We are happy to announce that an article by Adam Kirpsza, Ph.D., entitled A colossus with feet of clay? Assessing Germany's prevalence in European Union lawmaking, has been published in "International Politics". The article challenges the common (especially in Poland) but also theoretically grounded (see the distributive bargaining theory) opinion that Germany prevails in the EU legislative process. Statistical analyses based on three data sources from 1999-2019 showed that this member state not only does not prevail, but it is also one of the most losing countries in negotiations on EU secondary legislation. The article argues that the reason for Germany's low performance is that it holds too extreme and intense preferences.

International Politics is a journal indexed in the SCOPUS and Web of Science databases. It has an impact factor (IF) of 0.619 (for 2019).

Adam Kirpsza, Ph.D, is an employee of the Chair of Studies on Integration Processes headed by Professor Janusz Węc.
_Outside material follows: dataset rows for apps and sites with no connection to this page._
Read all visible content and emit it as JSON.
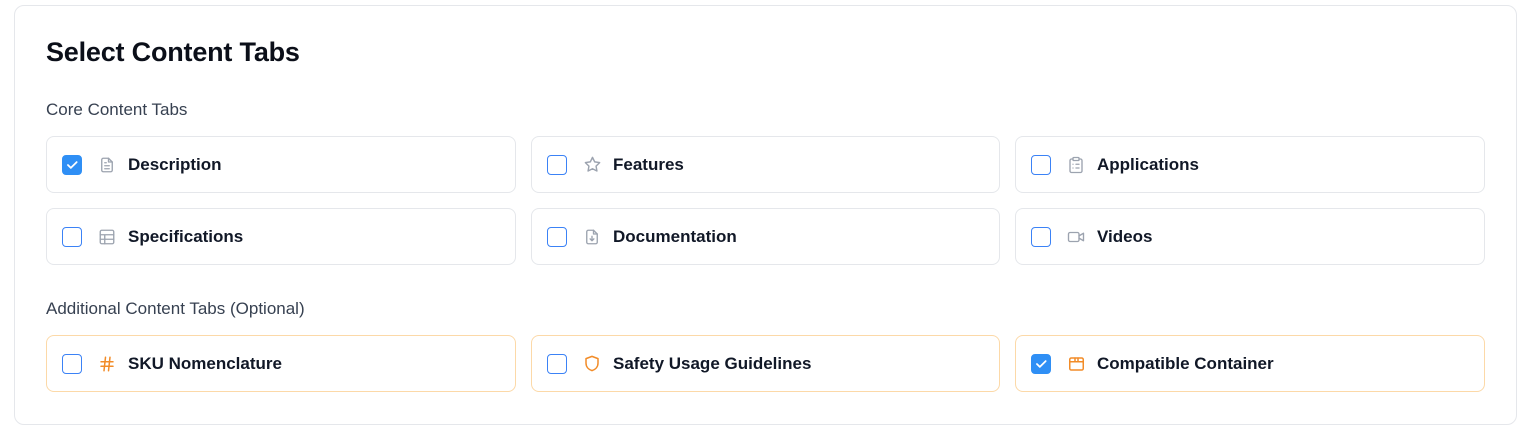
{
  "title": "Select Content Tabs",
  "colors": {
    "accent": "#2f8ff5",
    "optional_icon": "#f28c28",
    "core_icon": "#9ca3af"
  },
  "core": {
    "label": "Core Content Tabs",
    "items": [
      {
        "label": "Description",
        "icon": "file-text-icon",
        "checked": true
      },
      {
        "label": "Features",
        "icon": "star-icon",
        "checked": false
      },
      {
        "label": "Applications",
        "icon": "clipboard-list-icon",
        "checked": false
      },
      {
        "label": "Specifications",
        "icon": "table-icon",
        "checked": false
      },
      {
        "label": "Documentation",
        "icon": "file-download-icon",
        "checked": false
      },
      {
        "label": "Videos",
        "icon": "video-icon",
        "checked": false
      }
    ]
  },
  "additional": {
    "label": "Additional Content Tabs (Optional)",
    "items": [
      {
        "label": "SKU Nomenclature",
        "icon": "hash-icon",
        "checked": false
      },
      {
        "label": "Safety Usage Guidelines",
        "icon": "shield-icon",
        "checked": false
      },
      {
        "label": "Compatible Container",
        "icon": "package-icon",
        "checked": true
      }
    ]
  }
}
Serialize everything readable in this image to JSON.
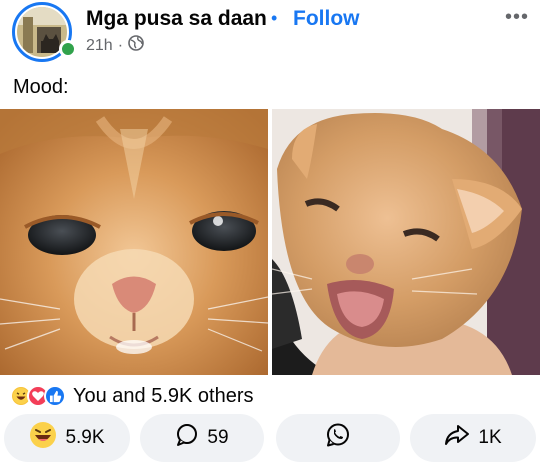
{
  "post": {
    "page_name": "Mga pusa sa daan",
    "separator": "•",
    "follow_label": "Follow",
    "time": "21h",
    "meta_separator": "·",
    "audience_icon": "globe-icon",
    "more_label": "•••",
    "caption": "Mood:",
    "images": [
      {
        "name": "kitten-closeup-photo",
        "icon": "photo"
      },
      {
        "name": "kitten-meowing-photo",
        "icon": "photo"
      }
    ]
  },
  "reactions": {
    "icons": [
      "haha-icon",
      "love-icon",
      "like-icon"
    ],
    "summary": "You and 5.9K others"
  },
  "actions": {
    "reaction_count": "5.9K",
    "comment_count": "59",
    "share_count": "1K",
    "reaction_icon": "haha-icon",
    "comment_icon": "comment-icon",
    "whatsapp_icon": "whatsapp-icon",
    "share_icon": "share-icon"
  },
  "colors": {
    "accent": "#1877f2",
    "online": "#31a24c",
    "muted": "#65676b",
    "pill_bg": "#f0f2f5"
  }
}
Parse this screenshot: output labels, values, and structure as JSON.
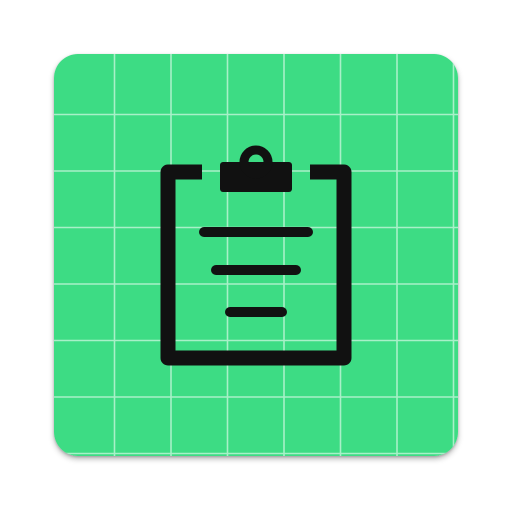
{
  "app_icon": {
    "icon": "clipboard-icon",
    "background_pattern": "grid",
    "colors": {
      "background": "#3ddc84",
      "grid_lines": "#a8f0c8",
      "glyph": "#111111"
    }
  }
}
The distributive bargaining literature argues that Germany prevails in the European Union due to its superior power resources. This paper tests this expectation empirically by assessing Germany’s success on actual EU legislation with three sources of data: Council voting records (2009–2019), decision outcomes on the most controversial proposals (1999–2009) and the outcomes of the Eurozone reform (2010–2015). The results provide no support for Germany’s prevalence in daily EU lawmaking. This country is found to cast a substantive number of contestations in the Council and attain significantly lower bargaining success than other member states on key EU secondary legislation. The paper suggests that such poor showing stems from a high extremity and intensity of Germany’s preferences. Generally, this study contributes to the scholarly knowledge by refuting the narrative that Germany dictates actual EU legislation and challenging the distributive bargaining argument that states with greater power resources are more successful in the EU.

Published Date: 25.02.2021
Published by: Michał Dulak